Theming

Once you have installed and set up WordPress, you will want to apply a theme to it.

There are many pre-existing free and paid themes available for WordPress and if you find something that you 100% like, you might be in luck.

On the other hand, if you want to develop something a little different, it may be worthwhile to create your own theme. Determining what level of effort is required to customize an existing theme to your liking takes a lot of experience.

I’ve signed on to projects to customize an existing theme, often from Themeforest, only to find that the backend experience or the way the site is coded is incompatible with the goals for the site or certain required plugins.

I’m going to take a moment to rip on themeforest here. Theme developers should be creating compliant code but when they steer away from the standards and best practices of the WordPress community and write code that breaks the appearance or functionality of plugins, it brings down the community as a whole. Common Themeforest theme developer practices like turning off auto-p …
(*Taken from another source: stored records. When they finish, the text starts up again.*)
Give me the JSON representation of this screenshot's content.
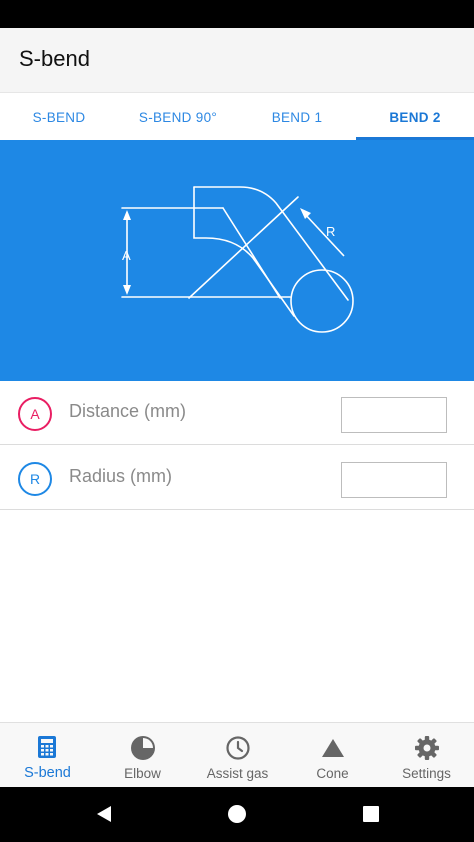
{
  "app": {
    "title": "S-bend"
  },
  "tabs": [
    {
      "label": "S-BEND",
      "active": false
    },
    {
      "label": "S-BEND 90°",
      "active": false
    },
    {
      "label": "BEND 1",
      "active": false
    },
    {
      "label": "BEND 2",
      "active": true
    }
  ],
  "diagram": {
    "label_a": "A",
    "label_r": "R"
  },
  "inputs": {
    "distance": {
      "badge": "A",
      "label": "Distance (mm)",
      "value": "",
      "badge_color": "#e91e63"
    },
    "radius": {
      "badge": "R",
      "label": "Radius (mm)",
      "value": "",
      "badge_color": "#1e88e5"
    }
  },
  "bottom_nav": [
    {
      "label": "S-bend",
      "icon": "calculator-icon",
      "active": true
    },
    {
      "label": "Elbow",
      "icon": "pie-chart-icon",
      "active": false
    },
    {
      "label": "Assist gas",
      "icon": "clock-icon",
      "active": false
    },
    {
      "label": "Cone",
      "icon": "triangle-icon",
      "active": false
    },
    {
      "label": "Settings",
      "icon": "gear-icon",
      "active": false
    }
  ],
  "colors": {
    "accent": "#1e88e5",
    "diagram_bg": "#1e88e5",
    "badge_a": "#e91e63"
  }
}
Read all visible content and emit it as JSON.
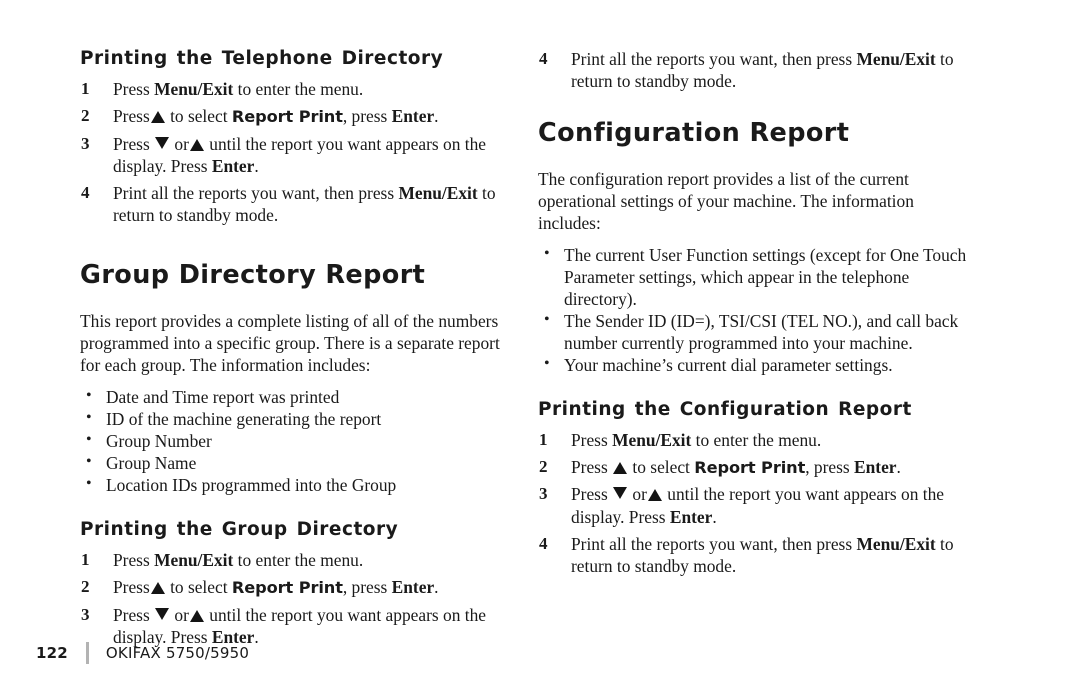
{
  "page": {
    "number": "122",
    "doc_name": "OKIFAX 5750/5950",
    "background": "#ffffff",
    "text_color": "#1a1a1a",
    "divider_color": "#b3b3b3"
  },
  "keys": {
    "menu_exit": "Menu/Exit",
    "enter": "Enter",
    "report_print": "Report Print",
    "up_arrow_icon": "triangle-up-icon",
    "down_arrow_icon": "triangle-down-icon"
  },
  "left_column": {
    "section_1": {
      "heading": "Printing the Telephone Directory",
      "steps": [
        {
          "num": "1",
          "parts": [
            {
              "t": "Press ",
              "s": "plain"
            },
            {
              "t": "Menu/Exit",
              "s": "bold-serif"
            },
            {
              "t": " to enter the menu.",
              "s": "plain"
            }
          ]
        },
        {
          "num": "2",
          "parts": [
            {
              "t": "Press",
              "s": "plain"
            },
            {
              "t": "",
              "s": "tri-up"
            },
            {
              "t": " to select ",
              "s": "plain"
            },
            {
              "t": "Report Print",
              "s": "bold-sans"
            },
            {
              "t": ", press ",
              "s": "plain"
            },
            {
              "t": "Enter",
              "s": "bold-serif"
            },
            {
              "t": ".",
              "s": "plain"
            }
          ]
        },
        {
          "num": "3",
          "parts": [
            {
              "t": "Press ",
              "s": "plain"
            },
            {
              "t": "",
              "s": "tri-down"
            },
            {
              "t": " or",
              "s": "plain"
            },
            {
              "t": "",
              "s": "tri-up"
            },
            {
              "t": " until the report you want appears on the display.  Press ",
              "s": "plain"
            },
            {
              "t": "Enter",
              "s": "bold-serif"
            },
            {
              "t": ".",
              "s": "plain"
            }
          ]
        },
        {
          "num": "4",
          "parts": [
            {
              "t": "Print all the reports you want, then press ",
              "s": "plain"
            },
            {
              "t": "Menu/Exit",
              "s": "bold-serif"
            },
            {
              "t": " to return to standby mode.",
              "s": "plain"
            }
          ]
        }
      ]
    },
    "section_2": {
      "heading": "Group Directory Report",
      "intro": "This report provides a complete listing of all of the numbers programmed into a specific group.  There is a separate report for each group. The information includes:",
      "bullets": [
        "Date and Time report was printed",
        "ID of the machine generating the report",
        "Group Number",
        "Group Name",
        "Location IDs programmed into the Group"
      ]
    },
    "section_3": {
      "heading": "Printing the Group Directory",
      "steps": [
        {
          "num": "1",
          "parts": [
            {
              "t": "Press ",
              "s": "plain"
            },
            {
              "t": "Menu/Exit",
              "s": "bold-serif"
            },
            {
              "t": " to enter the menu.",
              "s": "plain"
            }
          ]
        },
        {
          "num": "2",
          "parts": [
            {
              "t": "Press",
              "s": "plain"
            },
            {
              "t": "",
              "s": "tri-up"
            },
            {
              "t": " to select ",
              "s": "plain"
            },
            {
              "t": "Report Print",
              "s": "bold-sans"
            },
            {
              "t": ", press ",
              "s": "plain"
            },
            {
              "t": "Enter",
              "s": "bold-serif"
            },
            {
              "t": ".",
              "s": "plain"
            }
          ]
        },
        {
          "num": "3",
          "parts": [
            {
              "t": "Press ",
              "s": "plain"
            },
            {
              "t": "",
              "s": "tri-down"
            },
            {
              "t": " or",
              "s": "plain"
            },
            {
              "t": "",
              "s": "tri-up"
            },
            {
              "t": " until the report you want appears on the display.  Press ",
              "s": "plain"
            },
            {
              "t": "Enter",
              "s": "bold-serif"
            },
            {
              "t": ".",
              "s": "plain"
            }
          ]
        }
      ]
    }
  },
  "right_column": {
    "continued_step": {
      "num": "4",
      "parts": [
        {
          "t": "Print all the reports you want, then press ",
          "s": "plain"
        },
        {
          "t": "Menu/Exit",
          "s": "bold-serif"
        },
        {
          "t": " to return to standby mode.",
          "s": "plain"
        }
      ]
    },
    "section_1": {
      "heading": "Configuration Report",
      "intro": "The configuration report provides a list of the current operational settings of your machine. The information includes:",
      "bullets": [
        "The current User Function settings (except for One Touch Parameter settings, which appear in the telephone directory).",
        "The Sender ID (ID=), TSI/CSI (TEL NO.), and call back number currently programmed into your machine.",
        "Your machine’s current dial parameter settings."
      ]
    },
    "section_2": {
      "heading": "Printing the Configuration Report",
      "steps": [
        {
          "num": "1",
          "parts": [
            {
              "t": "Press ",
              "s": "plain"
            },
            {
              "t": "Menu/Exit",
              "s": "bold-serif"
            },
            {
              "t": " to enter the menu.",
              "s": "plain"
            }
          ]
        },
        {
          "num": "2",
          "parts": [
            {
              "t": "Press ",
              "s": "plain"
            },
            {
              "t": "",
              "s": "tri-up"
            },
            {
              "t": " to select ",
              "s": "plain"
            },
            {
              "t": "Report Print",
              "s": "bold-sans"
            },
            {
              "t": ", press ",
              "s": "plain"
            },
            {
              "t": "Enter",
              "s": "bold-serif"
            },
            {
              "t": ".",
              "s": "plain"
            }
          ]
        },
        {
          "num": "3",
          "parts": [
            {
              "t": "Press ",
              "s": "plain"
            },
            {
              "t": "",
              "s": "tri-down"
            },
            {
              "t": " or",
              "s": "plain"
            },
            {
              "t": "",
              "s": "tri-up"
            },
            {
              "t": " until the report you want appears on the display.  Press ",
              "s": "plain"
            },
            {
              "t": "Enter",
              "s": "bold-serif"
            },
            {
              "t": ".",
              "s": "plain"
            }
          ]
        },
        {
          "num": "4",
          "parts": [
            {
              "t": "Print all the reports you want, then press ",
              "s": "plain"
            },
            {
              "t": "Menu/Exit",
              "s": "bold-serif"
            },
            {
              "t": " to return to standby mode.",
              "s": "plain"
            }
          ]
        }
      ]
    }
  }
}
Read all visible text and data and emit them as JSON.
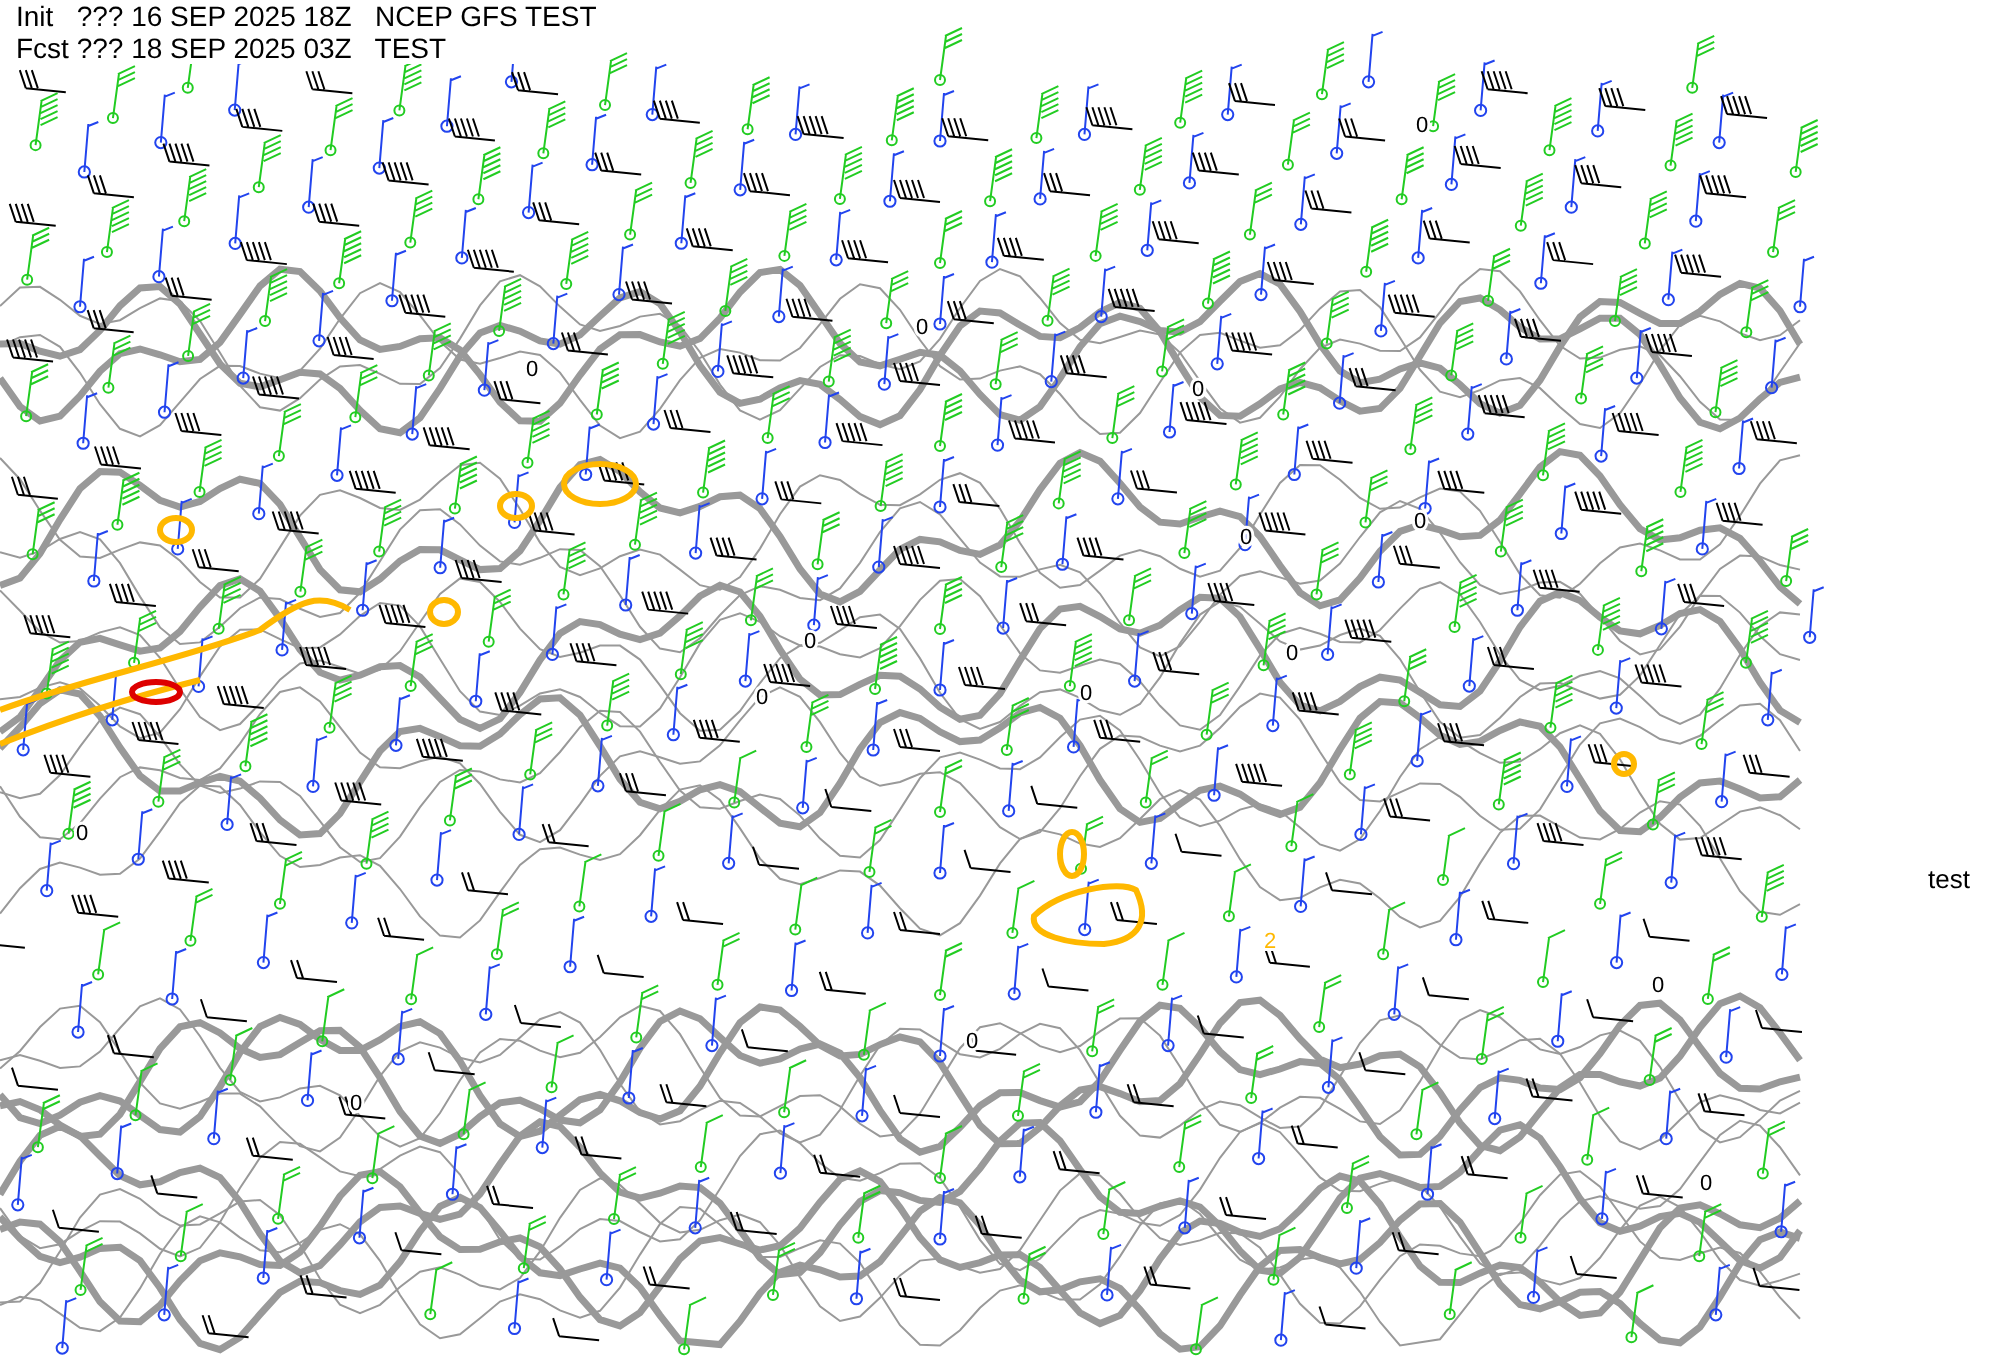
{
  "header": {
    "lines": [
      "Init   ??? 16 SEP 2025 18Z   NCEP GFS TEST",
      "Fcst ??? 18 SEP 2025 03Z   TEST"
    ]
  },
  "map": {
    "contour_labels": [
      "0",
      "0",
      "0",
      "0",
      "0",
      "0",
      "0",
      "0",
      "0",
      "0",
      "0",
      "2",
      "0",
      "0",
      "0",
      "0"
    ]
  },
  "side_label": "test"
}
Oftentimes, it would appear that a developer is trying to get paid twice for work done on a client’s website. By this I mean that the theme is designed to work in one way and one way only.

One too many times, I’ve paid for a theme or plugin, installed it on my website and found that it doesn’t do what I want it to do or it actually breaks the functionality of another plugin.